Turning Stone Resort & Casino [www.turningstone.com] poker boss Jason DiBenedetto may have a cure for those under 21 blues, the I'm-too young blahs among poker buffs.
He's one of the most recognizable faces in the UK poker circuit and may also be reasonably well known in Vegas, considering he's visited there several times a year for most of the last two decades. In fact not long ago, Neil Channing estimated that he'd spent a total of two years of his life in Sin City.
Poker Player Editor Lou Krieger stayed busy running between several different interests during the last years of the 1990s: His work as a management consultant for various political subdivisions such as cities and school districts; interesting up to certain point but by the mid-1990s it was beginning to leave him a little cold.
Playing poker whenever he found the time because the game had been part of his life since those childhood years when he peered over the shoulders of the adults in the Brooklyn home games sponsored by his family.
Hawaiian Gardens shift manager Nancy Grout says it was the long ago phone call from a girlfriend that changed everything, taking her across the country and into a new life.
She was back home in Pittsburgh on a break from studies at a Miami fashion school on a day in the mid- 1970s when she got a call from the friend whose family had moved to Las Vegas.
"Her father had been a policeman in Pittsburgh," Nancy says, "and he went out to Las Vegas to be a security guard at the MGM which was then the new big place in town."
This is the third and final installment of Jennifer Matiran's interview with Annie Duke.
During their initial conversation, Annie said, "I know players that have more talent in their pinky than I do in my whole body and they're broke."
"What do you mean?"
Jennifer asked. "They have leaks," said Annie.
"Leaks, what are leaks?" Jennifer asked curiously. "Leaks are when someone wins at the poker table and then proceeds to bet what they won on something else, and they end up losing everything they won in the first place."
David "Chip" Reese was, born in Dayton Ohio in 1951 and died in his sleep December 4, 2007. Widely regarded as one of the best poker players in the world and the youngest player inducted into the Poker Hall of Fame, this profile was done by Phil Hevener a few years ago. Poker Player Newspaper is presenting it again, in honor of Reese's memory. -Lou Krieger, Editor
David 'Chip' Reese died in his sleep early on the morning of December 4, 2008. He 'folded' quietly, and although he may have lost this, the last hand he played, he was a winner in the game of life.
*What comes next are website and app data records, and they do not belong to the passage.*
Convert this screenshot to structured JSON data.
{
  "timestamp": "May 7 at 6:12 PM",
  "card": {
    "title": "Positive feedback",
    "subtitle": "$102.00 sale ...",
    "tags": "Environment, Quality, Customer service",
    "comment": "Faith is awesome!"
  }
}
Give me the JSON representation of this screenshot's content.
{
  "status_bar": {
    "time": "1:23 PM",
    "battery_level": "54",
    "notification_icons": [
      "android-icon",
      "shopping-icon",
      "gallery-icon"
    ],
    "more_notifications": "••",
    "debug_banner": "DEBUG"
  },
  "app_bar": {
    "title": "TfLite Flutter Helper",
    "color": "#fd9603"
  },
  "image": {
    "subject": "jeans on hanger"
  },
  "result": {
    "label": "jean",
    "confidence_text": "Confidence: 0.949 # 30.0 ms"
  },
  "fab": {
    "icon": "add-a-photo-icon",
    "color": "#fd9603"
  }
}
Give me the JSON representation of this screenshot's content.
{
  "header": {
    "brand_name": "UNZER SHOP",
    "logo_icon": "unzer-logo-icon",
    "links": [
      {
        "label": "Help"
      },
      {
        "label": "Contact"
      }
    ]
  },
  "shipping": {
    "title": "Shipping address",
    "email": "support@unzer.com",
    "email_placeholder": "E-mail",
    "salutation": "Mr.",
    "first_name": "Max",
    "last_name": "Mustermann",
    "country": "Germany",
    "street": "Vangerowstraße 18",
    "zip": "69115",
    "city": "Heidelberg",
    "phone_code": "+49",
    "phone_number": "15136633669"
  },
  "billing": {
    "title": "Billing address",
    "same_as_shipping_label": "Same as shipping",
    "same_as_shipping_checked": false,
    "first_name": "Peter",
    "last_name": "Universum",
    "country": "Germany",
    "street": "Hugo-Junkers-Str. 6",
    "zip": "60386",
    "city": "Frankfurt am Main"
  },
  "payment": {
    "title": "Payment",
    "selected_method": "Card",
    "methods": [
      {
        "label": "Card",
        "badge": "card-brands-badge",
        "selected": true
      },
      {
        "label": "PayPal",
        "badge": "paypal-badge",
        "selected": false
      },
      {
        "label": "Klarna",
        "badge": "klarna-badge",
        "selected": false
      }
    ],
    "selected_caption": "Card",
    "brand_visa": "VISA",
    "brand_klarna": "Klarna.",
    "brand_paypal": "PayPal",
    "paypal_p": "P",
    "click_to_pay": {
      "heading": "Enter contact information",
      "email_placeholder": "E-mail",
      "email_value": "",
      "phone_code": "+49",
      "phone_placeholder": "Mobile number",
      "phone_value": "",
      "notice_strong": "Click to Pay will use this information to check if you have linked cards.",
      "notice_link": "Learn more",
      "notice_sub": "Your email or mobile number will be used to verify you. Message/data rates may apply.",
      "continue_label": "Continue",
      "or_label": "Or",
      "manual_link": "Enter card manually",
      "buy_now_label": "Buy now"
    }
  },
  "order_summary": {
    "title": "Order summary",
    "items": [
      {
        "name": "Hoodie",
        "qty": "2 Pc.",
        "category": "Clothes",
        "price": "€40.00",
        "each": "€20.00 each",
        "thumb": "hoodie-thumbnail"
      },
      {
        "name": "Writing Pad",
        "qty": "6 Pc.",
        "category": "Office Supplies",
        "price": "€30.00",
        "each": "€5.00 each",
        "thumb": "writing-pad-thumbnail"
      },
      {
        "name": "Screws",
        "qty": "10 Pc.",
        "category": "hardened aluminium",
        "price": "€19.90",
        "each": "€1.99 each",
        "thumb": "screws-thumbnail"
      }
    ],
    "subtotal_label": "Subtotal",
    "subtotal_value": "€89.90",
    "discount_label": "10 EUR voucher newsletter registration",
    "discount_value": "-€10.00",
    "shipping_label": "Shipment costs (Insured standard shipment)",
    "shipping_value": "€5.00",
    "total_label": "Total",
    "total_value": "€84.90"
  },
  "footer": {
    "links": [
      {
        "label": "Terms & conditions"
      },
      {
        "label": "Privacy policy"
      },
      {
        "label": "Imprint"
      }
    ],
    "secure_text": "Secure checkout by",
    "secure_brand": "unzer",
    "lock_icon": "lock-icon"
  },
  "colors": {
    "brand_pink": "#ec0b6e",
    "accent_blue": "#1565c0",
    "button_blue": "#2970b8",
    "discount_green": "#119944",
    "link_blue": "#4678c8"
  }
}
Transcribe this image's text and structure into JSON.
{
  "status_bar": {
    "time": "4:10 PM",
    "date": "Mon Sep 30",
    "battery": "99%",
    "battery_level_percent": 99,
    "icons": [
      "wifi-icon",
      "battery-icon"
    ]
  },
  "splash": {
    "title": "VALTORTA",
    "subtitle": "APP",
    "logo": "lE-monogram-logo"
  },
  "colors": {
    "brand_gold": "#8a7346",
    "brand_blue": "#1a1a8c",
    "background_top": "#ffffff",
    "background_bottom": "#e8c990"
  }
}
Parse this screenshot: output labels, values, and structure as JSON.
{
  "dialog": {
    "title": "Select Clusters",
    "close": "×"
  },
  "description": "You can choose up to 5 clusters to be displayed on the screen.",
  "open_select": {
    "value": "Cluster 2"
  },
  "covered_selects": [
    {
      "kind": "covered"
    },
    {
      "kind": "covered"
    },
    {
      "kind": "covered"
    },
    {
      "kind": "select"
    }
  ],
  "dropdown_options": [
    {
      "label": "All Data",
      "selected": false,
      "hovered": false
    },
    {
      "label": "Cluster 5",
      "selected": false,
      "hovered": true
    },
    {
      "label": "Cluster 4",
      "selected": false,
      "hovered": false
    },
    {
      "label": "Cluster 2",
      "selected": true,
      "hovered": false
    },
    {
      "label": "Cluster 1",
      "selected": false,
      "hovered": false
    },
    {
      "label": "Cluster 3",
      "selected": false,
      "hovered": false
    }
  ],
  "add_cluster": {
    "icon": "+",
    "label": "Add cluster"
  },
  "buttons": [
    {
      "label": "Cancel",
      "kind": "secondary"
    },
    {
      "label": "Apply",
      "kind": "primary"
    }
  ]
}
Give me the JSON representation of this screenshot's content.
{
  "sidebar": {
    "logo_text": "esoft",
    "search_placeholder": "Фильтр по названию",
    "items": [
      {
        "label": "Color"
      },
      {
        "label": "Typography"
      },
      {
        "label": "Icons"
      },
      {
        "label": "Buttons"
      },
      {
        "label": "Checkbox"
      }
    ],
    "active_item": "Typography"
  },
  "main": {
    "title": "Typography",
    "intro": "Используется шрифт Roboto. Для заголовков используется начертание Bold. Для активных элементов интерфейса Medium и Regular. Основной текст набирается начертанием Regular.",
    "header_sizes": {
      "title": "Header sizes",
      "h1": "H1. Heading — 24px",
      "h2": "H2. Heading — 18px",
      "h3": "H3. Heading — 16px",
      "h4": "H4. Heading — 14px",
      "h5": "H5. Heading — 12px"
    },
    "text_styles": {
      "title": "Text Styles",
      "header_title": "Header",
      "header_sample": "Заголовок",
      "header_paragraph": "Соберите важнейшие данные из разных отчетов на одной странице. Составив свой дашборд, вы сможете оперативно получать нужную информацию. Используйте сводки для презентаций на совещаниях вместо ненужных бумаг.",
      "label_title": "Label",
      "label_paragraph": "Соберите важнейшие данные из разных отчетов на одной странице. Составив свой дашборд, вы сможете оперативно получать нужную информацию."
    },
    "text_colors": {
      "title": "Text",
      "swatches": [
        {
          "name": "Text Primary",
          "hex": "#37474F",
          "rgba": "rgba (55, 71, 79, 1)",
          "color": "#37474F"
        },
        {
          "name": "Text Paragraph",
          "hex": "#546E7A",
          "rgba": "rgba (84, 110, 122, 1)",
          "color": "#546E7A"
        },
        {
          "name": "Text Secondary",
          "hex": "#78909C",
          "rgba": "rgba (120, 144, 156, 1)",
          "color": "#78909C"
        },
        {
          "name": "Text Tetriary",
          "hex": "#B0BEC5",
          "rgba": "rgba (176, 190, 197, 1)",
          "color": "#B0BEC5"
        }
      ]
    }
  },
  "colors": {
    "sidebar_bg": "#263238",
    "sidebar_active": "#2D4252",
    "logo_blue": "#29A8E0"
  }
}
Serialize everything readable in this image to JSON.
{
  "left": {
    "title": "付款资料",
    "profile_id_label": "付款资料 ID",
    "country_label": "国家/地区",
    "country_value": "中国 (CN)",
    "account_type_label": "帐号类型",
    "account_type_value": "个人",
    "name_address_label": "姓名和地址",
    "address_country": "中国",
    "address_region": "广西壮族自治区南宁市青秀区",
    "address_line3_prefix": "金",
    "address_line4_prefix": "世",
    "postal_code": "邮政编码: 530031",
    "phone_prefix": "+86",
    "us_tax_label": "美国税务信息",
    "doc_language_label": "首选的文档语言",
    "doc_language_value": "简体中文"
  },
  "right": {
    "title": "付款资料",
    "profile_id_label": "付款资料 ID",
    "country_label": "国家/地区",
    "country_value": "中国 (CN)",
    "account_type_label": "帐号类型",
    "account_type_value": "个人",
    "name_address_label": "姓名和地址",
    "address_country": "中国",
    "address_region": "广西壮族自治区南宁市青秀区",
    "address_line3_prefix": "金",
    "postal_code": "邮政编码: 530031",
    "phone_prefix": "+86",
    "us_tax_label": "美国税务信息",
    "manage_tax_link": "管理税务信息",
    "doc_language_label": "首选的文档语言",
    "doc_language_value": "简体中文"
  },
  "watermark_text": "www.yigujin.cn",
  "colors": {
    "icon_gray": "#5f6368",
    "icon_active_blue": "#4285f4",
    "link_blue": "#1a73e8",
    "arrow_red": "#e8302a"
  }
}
Jesse Jones figures he took a big step forward on behalf of poker players everywhere two years ago when the World Poker Association was incorporated.
He had arrived, it seemed, at the right moment with a good idea. The retired real estate investor and cancer survivor who calls Las Vegas home, figures the best is still to come as WPA membership grows.
Going home again felt like a good idea, something he could afford to do, so Jerry Yang and his family said goodbye to Southern California and headed north. That was last summer after Yang played his way through 6,357 players to win the $8.25 million first prize that goes with taking the main event at the World Series of Poker.
This kind of money can put big decisions within easy reach, so he and his wife quit their jobs and returned to the Fresno area where he had gone to high school before heading off to seek his fortune.